_Items from a data source_
- Opening Delimiter -

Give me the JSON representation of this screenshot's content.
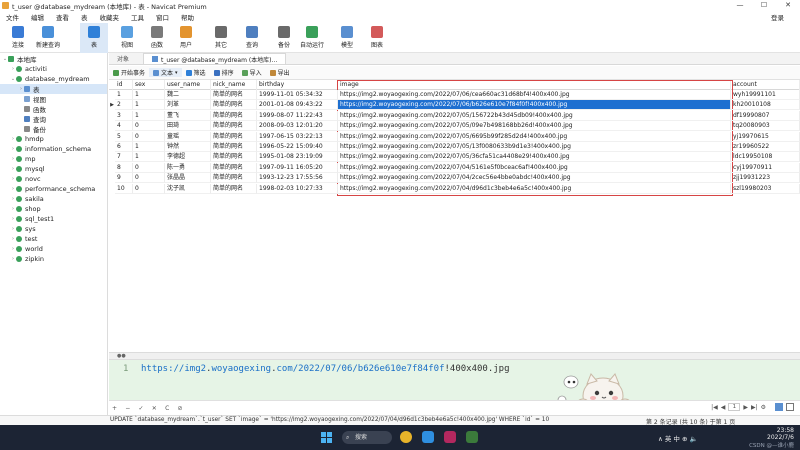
{
  "window": {
    "title": "t_user @database_mydream (本地库) - 表 - Navicat Premium",
    "controls": [
      "—",
      "☐",
      "✕"
    ]
  },
  "menu": {
    "items": [
      "文件",
      "编辑",
      "查看",
      "表",
      "收藏夹",
      "工具",
      "窗口",
      "帮助"
    ],
    "login": "登录"
  },
  "toolbar": {
    "buttons": [
      {
        "label": "连接",
        "icon": "plug-icon",
        "color": "#3a7bd5"
      },
      {
        "label": "新建查询",
        "icon": "new-query-icon",
        "color": "#4a90d9"
      },
      {
        "label": "表",
        "icon": "table-icon",
        "color": "#2f80d8",
        "active": true
      },
      {
        "label": "视图",
        "icon": "view-icon",
        "color": "#5aa0e0"
      },
      {
        "label": "函数",
        "icon": "function-icon",
        "color": "#7a7a7a"
      },
      {
        "label": "用户",
        "icon": "user-icon",
        "color": "#e3942f"
      },
      {
        "label": "其它",
        "icon": "other-icon",
        "color": "#6a6a6a"
      },
      {
        "label": "查询",
        "icon": "query-icon",
        "color": "#4f7fbf"
      },
      {
        "label": "备份",
        "icon": "backup-icon",
        "color": "#6a6a6a"
      },
      {
        "label": "自动运行",
        "icon": "auto-run-icon",
        "color": "#3aa05a"
      },
      {
        "label": "模型",
        "icon": "model-icon",
        "color": "#5a8fd0"
      },
      {
        "label": "图表",
        "icon": "chart-icon",
        "color": "#d35a5a"
      }
    ]
  },
  "sidebar": {
    "items": [
      {
        "label": "本地库",
        "level": 0,
        "kind": "connection",
        "expanded": true
      },
      {
        "label": "activiti",
        "level": 1,
        "kind": "db"
      },
      {
        "label": "database_mydream",
        "level": 1,
        "kind": "db",
        "expanded": true
      },
      {
        "label": "表",
        "level": 2,
        "kind": "tables",
        "selected": true
      },
      {
        "label": "视图",
        "level": 2,
        "kind": "views"
      },
      {
        "label": "函数",
        "level": 2,
        "kind": "functions"
      },
      {
        "label": "查询",
        "level": 2,
        "kind": "queries"
      },
      {
        "label": "备份",
        "level": 2,
        "kind": "backups"
      },
      {
        "label": "hmdp",
        "level": 1,
        "kind": "db"
      },
      {
        "label": "information_schema",
        "level": 1,
        "kind": "db"
      },
      {
        "label": "mp",
        "level": 1,
        "kind": "db"
      },
      {
        "label": "mysql",
        "level": 1,
        "kind": "db"
      },
      {
        "label": "novc",
        "level": 1,
        "kind": "db"
      },
      {
        "label": "performance_schema",
        "level": 1,
        "kind": "db"
      },
      {
        "label": "sakila",
        "level": 1,
        "kind": "db"
      },
      {
        "label": "shop",
        "level": 1,
        "kind": "db"
      },
      {
        "label": "sql_test1",
        "level": 1,
        "kind": "db"
      },
      {
        "label": "sys",
        "level": 1,
        "kind": "db"
      },
      {
        "label": "test",
        "level": 1,
        "kind": "db"
      },
      {
        "label": "world",
        "level": 1,
        "kind": "db"
      },
      {
        "label": "zipkin",
        "level": 1,
        "kind": "db"
      }
    ]
  },
  "tabs": [
    {
      "label": "对象"
    },
    {
      "label": "t_user @database_mydream (本地库)..."
    }
  ],
  "actions": [
    "开始事务",
    "文本",
    "筛选",
    "排序",
    "导入",
    "导出"
  ],
  "table": {
    "columns": [
      "id",
      "sex",
      "user_name",
      "nick_name",
      "birthday",
      "image",
      "account"
    ],
    "rows": [
      [
        "1",
        "1",
        "魏二",
        "简单的网名",
        "1999-11-01 05:34:32",
        "https://img2.woyaogexing.com/2022/07/06/cea660ac31d68bf4!400x400.jpg",
        "wyh19991101"
      ],
      [
        "2",
        "1",
        "刘革",
        "简单的网名",
        "2001-01-08 09:43:22",
        "https://img2.woyaogexing.com/2022/07/06/b626e610e7f84f0f!400x400.jpg",
        "kh20010108"
      ],
      [
        "3",
        "1",
        "董飞",
        "简单的网名",
        "1999-08-07 11:22:43",
        "https://img2.woyaogexing.com/2022/07/05/156722b43d45db09!400x400.jpg",
        "df19990807"
      ],
      [
        "4",
        "0",
        "田琦",
        "简单的网名",
        "2008-09-03 12:01:20",
        "https://img2.woyaogexing.com/2022/07/05/09e7b498168bb26d!400x400.jpg",
        "tq20080903"
      ],
      [
        "5",
        "0",
        "童瑶",
        "简单的网名",
        "1997-06-15 03:22:13",
        "https://img2.woyaogexing.com/2022/07/05/6695b99f285d2d4!400x400.jpg",
        "yj19970615"
      ],
      [
        "6",
        "1",
        "钟然",
        "简单的网名",
        "1996-05-22 15:09:40",
        "https://img2.woyaogexing.com/2022/07/05/13f0080633b9d1e3!400x400.jpg",
        "zr19960522"
      ],
      [
        "7",
        "1",
        "李德超",
        "简单的网名",
        "1995-01-08 23:19:09",
        "https://img2.woyaogexing.com/2022/07/05/36cfa51ca4408e29!400x400.jpg",
        "ldc19950108"
      ],
      [
        "8",
        "0",
        "陈一勇",
        "简单的网名",
        "1997-09-11 16:05:20",
        "https://img2.woyaogexing.com/2022/07/04/5161e5f0bceac6af!400x400.jpg",
        "cyj19970911"
      ],
      [
        "9",
        "0",
        "张晶晶",
        "简单的网名",
        "1993-12-23 17:55:56",
        "https://img2.woyaogexing.com/2022/07/04/2cec56e4bbe0abdc!400x400.jpg",
        "zjj19931223"
      ],
      [
        "10",
        "0",
        "沈子凯",
        "简单的网名",
        "1998-02-03 10:27:33",
        "https://img2.woyaogexing.com/2022/07/04/d96d1c3beb4e6a5c!400x400.jpg",
        "szl19980203"
      ]
    ],
    "selected_row_index": 1
  },
  "editor": {
    "line_number": "1",
    "url_parts": {
      "scheme": "https://",
      "host1": "img2",
      "dot1": ".",
      "host2": "woyaogexing",
      "dot2": ".",
      "host3": "com",
      "path": "/2022/07/06/",
      "hash": "b626e610e7f84f0f",
      "tail": "!400x400.jpg"
    }
  },
  "bottom": {
    "left_icons": [
      "+",
      "−",
      "✓",
      "✕",
      "C",
      "⊘"
    ],
    "nav": [
      "|◀",
      "◀",
      "1",
      "▶",
      "▶|",
      "⚙"
    ]
  },
  "status": {
    "sql": "UPDATE `database_mydream`.`t_user` SET `image` = 'https://img2.woyaogexing.com/2022/07/04/d96d1c3beb4e6a5c!400x400.jpg' WHERE `id` = 10",
    "records": "第 2 条记录 (共 10 条) 于第 1 页"
  },
  "taskbar": {
    "search": "搜索",
    "tray": "∧ 英 中 ⊕ 🔈",
    "time": "23:58",
    "date": "2022/7/6",
    "watermark": "CSDN @—谁小鹿"
  }
}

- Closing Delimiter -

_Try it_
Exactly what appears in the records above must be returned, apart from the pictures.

_Answer space_
Give me the JSON representation of this screenshot's content.
{
  "window": {
    "title": "t_user @database_mydream (本地库) - 表 - Navicat Premium",
    "controls": [
      "—",
      "☐",
      "✕"
    ]
  },
  "menu": {
    "items": [
      "文件",
      "编辑",
      "查看",
      "表",
      "收藏夹",
      "工具",
      "窗口",
      "帮助"
    ],
    "login": "登录"
  },
  "toolbar": {
    "buttons": [
      {
        "label": "连接",
        "icon": "plug-icon",
        "color": "#3a7bd5"
      },
      {
        "label": "新建查询",
        "icon": "new-query-icon",
        "color": "#4a90d9"
      },
      {
        "label": "表",
        "icon": "table-icon",
        "color": "#2f80d8",
        "active": true
      },
      {
        "label": "视图",
        "icon": "view-icon",
        "color": "#5aa0e0"
      },
      {
        "label": "函数",
        "icon": "function-icon",
        "color": "#7a7a7a"
      },
      {
        "label": "用户",
        "icon": "user-icon",
        "color": "#e3942f"
      },
      {
        "label": "其它",
        "icon": "other-icon",
        "color": "#6a6a6a"
      },
      {
        "label": "查询",
        "icon": "query-icon",
        "color": "#4f7fbf"
      },
      {
        "label": "备份",
        "icon": "backup-icon",
        "color": "#6a6a6a"
      },
      {
        "label": "自动运行",
        "icon": "auto-run-icon",
        "color": "#3aa05a"
      },
      {
        "label": "模型",
        "icon": "model-icon",
        "color": "#5a8fd0"
      },
      {
        "label": "图表",
        "icon": "chart-icon",
        "color": "#d35a5a"
      }
    ]
  },
  "sidebar": {
    "items": [
      {
        "label": "本地库",
        "level": 0,
        "kind": "connection",
        "expanded": true
      },
      {
        "label": "activiti",
        "level": 1,
        "kind": "db"
      },
      {
        "label": "database_mydream",
        "level": 1,
        "kind": "db",
        "expanded": true
      },
      {
        "label": "表",
        "level": 2,
        "kind": "tables",
        "selected": true
      },
      {
        "label": "视图",
        "level": 2,
        "kind": "views"
      },
      {
        "label": "函数",
        "level": 2,
        "kind": "functions"
      },
      {
        "label": "查询",
        "level": 2,
        "kind": "queries"
      },
      {
        "label": "备份",
        "level": 2,
        "kind": "backups"
      },
      {
        "label": "hmdp",
        "level": 1,
        "kind": "db"
      },
      {
        "label": "information_schema",
        "level": 1,
        "kind": "db"
      },
      {
        "label": "mp",
        "level": 1,
        "kind": "db"
      },
      {
        "label": "mysql",
        "level": 1,
        "kind": "db"
      },
      {
        "label": "novc",
        "level": 1,
        "kind": "db"
      },
      {
        "label": "performance_schema",
        "level": 1,
        "kind": "db"
      },
      {
        "label": "sakila",
        "level": 1,
        "kind": "db"
      },
      {
        "label": "shop",
        "level": 1,
        "kind": "db"
      },
      {
        "label": "sql_test1",
        "level": 1,
        "kind": "db"
      },
      {
        "label": "sys",
        "level": 1,
        "kind": "db"
      },
      {
        "label": "test",
        "level": 1,
        "kind": "db"
      },
      {
        "label": "world",
        "level": 1,
        "kind": "db"
      },
      {
        "label": "zipkin",
        "level": 1,
        "kind": "db"
      }
    ]
  },
  "tabs": [
    {
      "label": "对象"
    },
    {
      "label": "t_user @database_mydream (本地库)..."
    }
  ],
  "actions": [
    "开始事务",
    "文本",
    "筛选",
    "排序",
    "导入",
    "导出"
  ],
  "table": {
    "columns": [
      "id",
      "sex",
      "user_name",
      "nick_name",
      "birthday",
      "image",
      "account"
    ],
    "rows": [
      [
        "1",
        "1",
        "魏二",
        "简单的网名",
        "1999-11-01 05:34:32",
        "https://img2.woyaogexing.com/2022/07/06/cea660ac31d68bf4!400x400.jpg",
        "wyh19991101"
      ],
      [
        "2",
        "1",
        "刘革",
        "简单的网名",
        "2001-01-08 09:43:22",
        "https://img2.woyaogexing.com/2022/07/06/b626e610e7f84f0f!400x400.jpg",
        "kh20010108"
      ],
      [
        "3",
        "1",
        "董飞",
        "简单的网名",
        "1999-08-07 11:22:43",
        "https://img2.woyaogexing.com/2022/07/05/156722b43d45db09!400x400.jpg",
        "df19990807"
      ],
      [
        "4",
        "0",
        "田琦",
        "简单的网名",
        "2008-09-03 12:01:20",
        "https://img2.woyaogexing.com/2022/07/05/09e7b498168bb26d!400x400.jpg",
        "tq20080903"
      ],
      [
        "5",
        "0",
        "童瑶",
        "简单的网名",
        "1997-06-15 03:22:13",
        "https://img2.woyaogexing.com/2022/07/05/6695b99f285d2d4!400x400.jpg",
        "yj19970615"
      ],
      [
        "6",
        "1",
        "钟然",
        "简单的网名",
        "1996-05-22 15:09:40",
        "https://img2.woyaogexing.com/2022/07/05/13f0080633b9d1e3!400x400.jpg",
        "zr19960522"
      ],
      [
        "7",
        "1",
        "李德超",
        "简单的网名",
        "1995-01-08 23:19:09",
        "https://img2.woyaogexing.com/2022/07/05/36cfa51ca4408e29!400x400.jpg",
        "ldc19950108"
      ],
      [
        "8",
        "0",
        "陈一勇",
        "简单的网名",
        "1997-09-11 16:05:20",
        "https://img2.woyaogexing.com/2022/07/04/5161e5f0bceac6af!400x400.jpg",
        "cyj19970911"
      ],
      [
        "9",
        "0",
        "张晶晶",
        "简单的网名",
        "1993-12-23 17:55:56",
        "https://img2.woyaogexing.com/2022/07/04/2cec56e4bbe0abdc!400x400.jpg",
        "zjj19931223"
      ],
      [
        "10",
        "0",
        "沈子凯",
        "简单的网名",
        "1998-02-03 10:27:33",
        "https://img2.woyaogexing.com/2022/07/04/d96d1c3beb4e6a5c!400x400.jpg",
        "szl19980203"
      ]
    ],
    "selected_row_index": 1
  },
  "editor": {
    "line_number": "1",
    "url_parts": {
      "scheme": "https://",
      "host1": "img2",
      "dot1": ".",
      "host2": "woyaogexing",
      "dot2": ".",
      "host3": "com",
      "path": "/2022/07/06/",
      "hash": "b626e610e7f84f0f",
      "tail": "!400x400.jpg"
    }
  },
  "bottom": {
    "left_icons": [
      "+",
      "−",
      "✓",
      "✕",
      "C",
      "⊘"
    ],
    "nav": [
      "|◀",
      "◀",
      "1",
      "▶",
      "▶|",
      "⚙"
    ]
  },
  "status": {
    "sql": "UPDATE `database_mydream`.`t_user` SET `image` = 'https://img2.woyaogexing.com/2022/07/04/d96d1c3beb4e6a5c!400x400.jpg' WHERE `id` = 10",
    "records": "第 2 条记录 (共 10 条) 于第 1 页"
  },
  "taskbar": {
    "search": "搜索",
    "tray": "∧ 英 中 ⊕ 🔈",
    "time": "23:58",
    "date": "2022/7/6",
    "watermark": "CSDN @—谁小鹿"
  }
}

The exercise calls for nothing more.